### [AIM OF THE TASK]
Omit the pictures and output every entry below exactly as written.
== SOURCE MATERIAL
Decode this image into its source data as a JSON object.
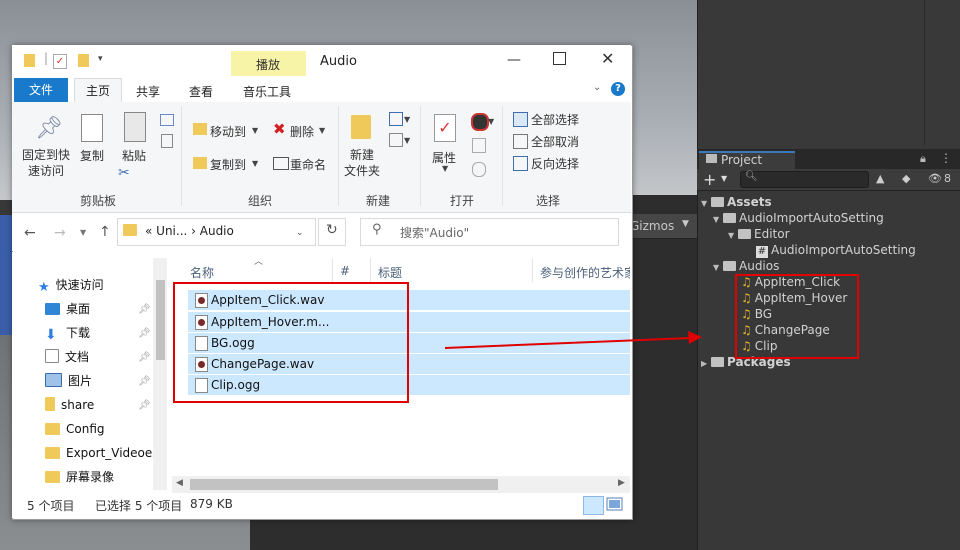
{
  "unity": {
    "gizmos_label": "Gizmos",
    "project_tab": "Project",
    "eye_count": "8",
    "tree": [
      {
        "label": "Assets",
        "bold": true
      },
      {
        "label": "AudioImportAutoSetting"
      },
      {
        "label": "Editor"
      },
      {
        "label": "AudioImportAutoSetting"
      },
      {
        "label": "Audios"
      },
      {
        "label": "AppItem_Click"
      },
      {
        "label": "AppItem_Hover"
      },
      {
        "label": "BG"
      },
      {
        "label": "ChangePage"
      },
      {
        "label": "Clip"
      },
      {
        "label": "Packages",
        "bold": true
      }
    ],
    "colors": {
      "audio_icon": "#e7b72b",
      "selection": "#cce8ff",
      "annotation": "#e00000"
    }
  },
  "explorer": {
    "title": "Audio",
    "context_tab": "播放",
    "ribbon_tabs": {
      "file": "文件",
      "home": "主页",
      "share": "共享",
      "view": "查看",
      "music_tools": "音乐工具"
    },
    "ribbon": {
      "pin_quick": "固定到快\n速访问",
      "copy": "复制",
      "paste": "粘贴",
      "move_to": "移动到",
      "copy_to": "复制到",
      "delete": "删除",
      "rename": "重命名",
      "new_folder": "新建\n文件夹",
      "properties": "属性",
      "select_all": "全部选择",
      "select_none": "全部取消",
      "invert_select": "反向选择",
      "groups": {
        "clipboard": "剪贴板",
        "organize": "组织",
        "new": "新建",
        "open": "打开",
        "select": "选择"
      }
    },
    "address": {
      "crumbs": "«  Uni...  ›  Audio",
      "search_placeholder": "搜索\"Audio\""
    },
    "nav": [
      {
        "label": "快速访问"
      },
      {
        "label": "桌面"
      },
      {
        "label": "下载"
      },
      {
        "label": "文档"
      },
      {
        "label": "图片"
      },
      {
        "label": "share"
      },
      {
        "label": "Config"
      },
      {
        "label": "Export_Videoes"
      },
      {
        "label": "屏幕录像"
      }
    ],
    "columns": {
      "name": "名称",
      "number": "#",
      "title": "标题",
      "artist": "参与创作的艺术家"
    },
    "files": [
      {
        "name": "AppItem_Click.wav"
      },
      {
        "name": "AppItem_Hover.m..."
      },
      {
        "name": "BG.ogg"
      },
      {
        "name": "ChangePage.wav"
      },
      {
        "name": "Clip.ogg"
      }
    ],
    "status": {
      "count": "5 个项目",
      "selected": "已选择 5 个项目",
      "size": "879 KB"
    }
  }
}
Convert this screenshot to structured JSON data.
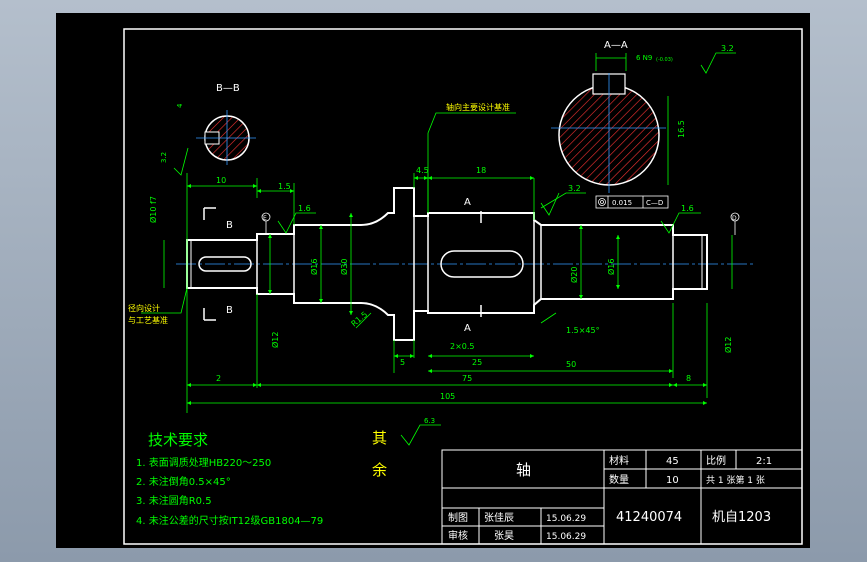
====
### [ANSWER FOR THIS EXERCISE]
Decode this image into its source data as a JSON object.
{
  "unity": {
    "gizmos_label": "Gizmos",
    "project_tab": "Project",
    "eye_count": "8",
    "tree": [
      {
        "label": "Assets",
        "bold": true
      },
      {
        "label": "AudioImportAutoSetting"
      },
      {
        "label": "Editor"
      },
      {
        "label": "AudioImportAutoSetting"
      },
      {
        "label": "Audios"
      },
      {
        "label": "AppItem_Click"
      },
      {
        "label": "AppItem_Hover"
      },
      {
        "label": "BG"
      },
      {
        "label": "ChangePage"
      },
      {
        "label": "Clip"
      },
      {
        "label": "Packages",
        "bold": true
      }
    ],
    "colors": {
      "audio_icon": "#e7b72b",
      "selection": "#cce8ff",
      "annotation": "#e00000"
    }
  },
  "explorer": {
    "title": "Audio",
    "context_tab": "播放",
    "ribbon_tabs": {
      "file": "文件",
      "home": "主页",
      "share": "共享",
      "view": "查看",
      "music_tools": "音乐工具"
    },
    "ribbon": {
      "pin_quick": "固定到快\n速访问",
      "copy": "复制",
      "paste": "粘贴",
      "move_to": "移动到",
      "copy_to": "复制到",
      "delete": "删除",
      "rename": "重命名",
      "new_folder": "新建\n文件夹",
      "properties": "属性",
      "select_all": "全部选择",
      "select_none": "全部取消",
      "invert_select": "反向选择",
      "groups": {
        "clipboard": "剪贴板",
        "organize": "组织",
        "new": "新建",
        "open": "打开",
        "select": "选择"
      }
    },
    "address": {
      "crumbs": "«  Uni...  ›  Audio",
      "search_placeholder": "搜索\"Audio\""
    },
    "nav": [
      {
        "label": "快速访问"
      },
      {
        "label": "桌面"
      },
      {
        "label": "下载"
      },
      {
        "label": "文档"
      },
      {
        "label": "图片"
      },
      {
        "label": "share"
      },
      {
        "label": "Config"
      },
      {
        "label": "Export_Videoes"
      },
      {
        "label": "屏幕录像"
      }
    ],
    "columns": {
      "name": "名称",
      "number": "#",
      "title": "标题",
      "artist": "参与创作的艺术家"
    },
    "files": [
      {
        "name": "AppItem_Click.wav"
      },
      {
        "name": "AppItem_Hover.m..."
      },
      {
        "name": "BG.ogg"
      },
      {
        "name": "ChangePage.wav"
      },
      {
        "name": "Clip.ogg"
      }
    ],
    "status": {
      "count": "5 个项目",
      "selected": "已选择 5 个项目",
      "size": "879 KB"
    }
  }
}
Convert this screenshot to structured JSON data.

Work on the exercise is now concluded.